Work depends on the path
taken in PV space.
The precise path serves to
describe the kind of
process that took place.

Different Thermodynamic Paths

The work done depends on the initial and final

states and the path taken between these states.

Work done by a Gas

When a gas expands, it does work on its environment

Consider a piston with cross-sectional area A

filled with gas. For a small displacement dx,
the work done by the gas is:

dWby = F dx = pA dx = p (A dx)= p dV
We generally assume quasi-static processes (slow
enough that p and T are well defined at all times):
This is just the area under the p-V curve


Wby p dV



Note that the amount of work needed to take the system from one
state to another is not unique! It depends on the path taken.

Heat is a form of energy which flows from a body at higher temperature to a body at lower
temperature, virtue of temperature difference between the bodies.

Heat, like work, is energy in transit. The transfer of energy as heat, however, occurs at the
molecular level as a result of a temperature difference. The symbol Q is used to denote hea

A positive value for heat indicates that heat is added to the system by its

surroundings. This is in contrast to work that is positive when energy is transferred from the
system and negative when transferred to the system.

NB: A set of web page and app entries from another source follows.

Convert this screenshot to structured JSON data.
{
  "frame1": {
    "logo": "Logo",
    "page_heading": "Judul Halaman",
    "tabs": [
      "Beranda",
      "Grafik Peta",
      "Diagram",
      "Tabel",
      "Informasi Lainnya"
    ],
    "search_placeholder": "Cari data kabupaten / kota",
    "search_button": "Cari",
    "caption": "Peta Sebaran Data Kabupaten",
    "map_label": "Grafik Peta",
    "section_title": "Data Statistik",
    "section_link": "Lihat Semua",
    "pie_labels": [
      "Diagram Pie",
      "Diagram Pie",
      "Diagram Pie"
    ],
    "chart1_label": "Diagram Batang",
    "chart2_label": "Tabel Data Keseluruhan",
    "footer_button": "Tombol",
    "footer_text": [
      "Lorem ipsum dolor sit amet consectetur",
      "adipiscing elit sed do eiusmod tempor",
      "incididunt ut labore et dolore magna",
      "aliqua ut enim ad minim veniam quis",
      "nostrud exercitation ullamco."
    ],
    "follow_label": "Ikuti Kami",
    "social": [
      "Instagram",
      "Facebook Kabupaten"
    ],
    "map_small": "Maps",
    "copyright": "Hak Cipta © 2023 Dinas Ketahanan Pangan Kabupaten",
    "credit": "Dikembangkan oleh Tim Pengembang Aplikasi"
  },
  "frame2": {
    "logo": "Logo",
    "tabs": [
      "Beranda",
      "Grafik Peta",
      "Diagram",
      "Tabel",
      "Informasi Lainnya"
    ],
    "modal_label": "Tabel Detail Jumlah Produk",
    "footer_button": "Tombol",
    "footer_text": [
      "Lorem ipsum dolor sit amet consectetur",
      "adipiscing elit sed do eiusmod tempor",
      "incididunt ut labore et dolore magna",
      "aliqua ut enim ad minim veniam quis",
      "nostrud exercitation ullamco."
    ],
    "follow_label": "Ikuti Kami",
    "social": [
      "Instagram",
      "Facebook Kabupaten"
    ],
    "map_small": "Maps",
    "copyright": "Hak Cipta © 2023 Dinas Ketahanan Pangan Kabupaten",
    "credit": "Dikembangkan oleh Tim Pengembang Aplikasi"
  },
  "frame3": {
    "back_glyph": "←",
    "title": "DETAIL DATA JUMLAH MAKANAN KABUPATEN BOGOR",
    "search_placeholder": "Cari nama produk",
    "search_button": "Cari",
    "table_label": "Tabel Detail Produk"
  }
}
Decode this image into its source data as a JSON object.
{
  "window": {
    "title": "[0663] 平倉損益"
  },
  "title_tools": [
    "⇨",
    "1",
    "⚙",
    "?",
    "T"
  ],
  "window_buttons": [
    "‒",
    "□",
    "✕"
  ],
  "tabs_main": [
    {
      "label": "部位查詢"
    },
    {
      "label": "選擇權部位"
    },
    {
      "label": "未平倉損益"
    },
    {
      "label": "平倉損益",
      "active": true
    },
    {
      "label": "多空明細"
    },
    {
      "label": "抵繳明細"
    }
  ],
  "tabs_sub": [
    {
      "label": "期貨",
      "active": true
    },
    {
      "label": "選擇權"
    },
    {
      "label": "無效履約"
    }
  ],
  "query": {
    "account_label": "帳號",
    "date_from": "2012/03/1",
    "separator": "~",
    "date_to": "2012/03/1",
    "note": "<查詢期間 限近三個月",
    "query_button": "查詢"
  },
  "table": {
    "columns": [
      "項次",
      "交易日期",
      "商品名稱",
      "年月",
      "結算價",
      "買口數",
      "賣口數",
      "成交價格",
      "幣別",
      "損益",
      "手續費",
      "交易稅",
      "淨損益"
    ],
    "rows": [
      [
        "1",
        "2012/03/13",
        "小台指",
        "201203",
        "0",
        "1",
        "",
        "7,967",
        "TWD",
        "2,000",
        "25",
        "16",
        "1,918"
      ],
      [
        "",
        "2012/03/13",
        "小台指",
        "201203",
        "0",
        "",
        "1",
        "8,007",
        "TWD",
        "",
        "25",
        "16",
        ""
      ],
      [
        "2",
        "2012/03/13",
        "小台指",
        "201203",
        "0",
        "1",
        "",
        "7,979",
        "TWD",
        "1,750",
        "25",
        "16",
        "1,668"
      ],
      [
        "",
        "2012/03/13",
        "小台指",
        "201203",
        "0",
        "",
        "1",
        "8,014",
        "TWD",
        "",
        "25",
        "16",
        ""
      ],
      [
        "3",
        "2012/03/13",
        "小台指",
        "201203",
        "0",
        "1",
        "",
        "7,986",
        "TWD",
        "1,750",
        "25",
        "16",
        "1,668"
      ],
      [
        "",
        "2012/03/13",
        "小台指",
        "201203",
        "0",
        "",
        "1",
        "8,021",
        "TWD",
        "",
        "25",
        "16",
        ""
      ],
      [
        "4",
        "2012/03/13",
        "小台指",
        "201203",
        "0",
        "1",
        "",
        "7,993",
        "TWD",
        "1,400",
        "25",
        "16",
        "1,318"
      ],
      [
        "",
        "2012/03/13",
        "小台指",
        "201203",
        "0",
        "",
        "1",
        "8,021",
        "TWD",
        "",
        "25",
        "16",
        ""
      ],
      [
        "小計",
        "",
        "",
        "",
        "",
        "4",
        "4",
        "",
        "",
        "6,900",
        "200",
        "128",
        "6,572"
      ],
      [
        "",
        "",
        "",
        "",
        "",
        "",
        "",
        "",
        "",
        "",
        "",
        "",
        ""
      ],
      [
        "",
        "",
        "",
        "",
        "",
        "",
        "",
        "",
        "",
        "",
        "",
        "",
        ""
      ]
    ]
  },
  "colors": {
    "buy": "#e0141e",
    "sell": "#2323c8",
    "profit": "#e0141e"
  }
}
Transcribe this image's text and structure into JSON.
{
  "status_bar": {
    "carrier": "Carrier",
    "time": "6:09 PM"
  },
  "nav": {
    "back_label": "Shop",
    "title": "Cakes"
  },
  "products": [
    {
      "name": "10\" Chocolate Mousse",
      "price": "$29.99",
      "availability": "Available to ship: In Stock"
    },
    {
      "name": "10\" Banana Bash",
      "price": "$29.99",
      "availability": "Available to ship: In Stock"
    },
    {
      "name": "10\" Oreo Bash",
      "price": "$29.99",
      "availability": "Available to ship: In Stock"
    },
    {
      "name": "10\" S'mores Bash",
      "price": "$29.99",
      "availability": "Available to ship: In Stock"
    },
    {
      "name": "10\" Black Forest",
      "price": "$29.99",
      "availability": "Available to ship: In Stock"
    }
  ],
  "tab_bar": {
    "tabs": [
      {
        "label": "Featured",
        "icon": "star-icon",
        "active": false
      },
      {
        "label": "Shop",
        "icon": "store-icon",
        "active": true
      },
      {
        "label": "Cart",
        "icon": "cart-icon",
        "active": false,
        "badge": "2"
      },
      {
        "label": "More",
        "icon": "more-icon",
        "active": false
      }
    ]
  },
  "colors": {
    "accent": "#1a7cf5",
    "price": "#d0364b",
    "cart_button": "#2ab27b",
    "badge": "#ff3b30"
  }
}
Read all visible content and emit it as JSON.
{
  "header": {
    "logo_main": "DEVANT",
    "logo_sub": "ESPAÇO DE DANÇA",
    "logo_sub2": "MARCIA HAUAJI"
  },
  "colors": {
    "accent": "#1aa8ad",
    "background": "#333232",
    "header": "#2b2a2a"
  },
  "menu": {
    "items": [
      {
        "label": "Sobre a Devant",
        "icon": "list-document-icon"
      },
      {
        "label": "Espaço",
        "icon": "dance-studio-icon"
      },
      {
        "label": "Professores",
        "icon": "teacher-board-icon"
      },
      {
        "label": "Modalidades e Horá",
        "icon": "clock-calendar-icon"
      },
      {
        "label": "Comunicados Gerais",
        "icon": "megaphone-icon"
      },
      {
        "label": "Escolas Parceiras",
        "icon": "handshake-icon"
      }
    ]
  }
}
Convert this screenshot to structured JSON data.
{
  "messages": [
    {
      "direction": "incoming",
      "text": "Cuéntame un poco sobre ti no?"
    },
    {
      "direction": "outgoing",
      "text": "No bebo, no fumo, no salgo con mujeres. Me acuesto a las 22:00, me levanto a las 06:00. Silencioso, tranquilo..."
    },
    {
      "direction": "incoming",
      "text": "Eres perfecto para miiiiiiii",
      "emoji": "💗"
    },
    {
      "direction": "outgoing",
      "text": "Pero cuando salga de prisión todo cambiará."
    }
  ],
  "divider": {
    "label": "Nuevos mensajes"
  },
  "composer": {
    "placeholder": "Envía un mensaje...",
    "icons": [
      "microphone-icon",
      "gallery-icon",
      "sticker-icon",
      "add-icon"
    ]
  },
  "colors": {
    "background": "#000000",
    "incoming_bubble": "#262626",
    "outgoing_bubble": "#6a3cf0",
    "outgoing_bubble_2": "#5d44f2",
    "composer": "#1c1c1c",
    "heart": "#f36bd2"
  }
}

For example, when a body A at a certain temperature, say 20 C is brought into contact with
body B at a higher temperature, say 21C, then there will be a transfer of heat from B to A
until the temperature of A and B are equal. When the temperature of A is the same as the
temperature of B no heat transfer takes place between the bodies, and they are said to be i
thermal equilibrium.

What is Heat?
Up to mid-1800s heat was considered a substance -- a
caloric fluid that could be stored in an object and
transferred between objects.
A more recent and still common misconception is that
heat is the quantity of thermal energy in an object.
system from a thermal reservoir
The term Heat (Q) is properly
used to describe
in transit, thermal energy transferred into or out of a
(like cash transfers into and out of your bank account)

Q is not a state function --- the heat depends on the

process, not just on the initial and final states of the system
Sign of Q :
Q > 0 system gains thermal energy
Q < 0 system loses thermal energy

1st Law of Thermodynamics


positiveQ:heat added tosystem

positiveW :workdoneby system
statement of energy conservation for a thermodynamic
internal energy U is a state variable
W, Q process dependent

The First Law of Thermodynamics

-- Heat and work are forms of energy transfer
and energy is conserved.

change in
total internal energy

work done
U = heat
to system
on the system

State Function

Process Functions


U = Q - Wby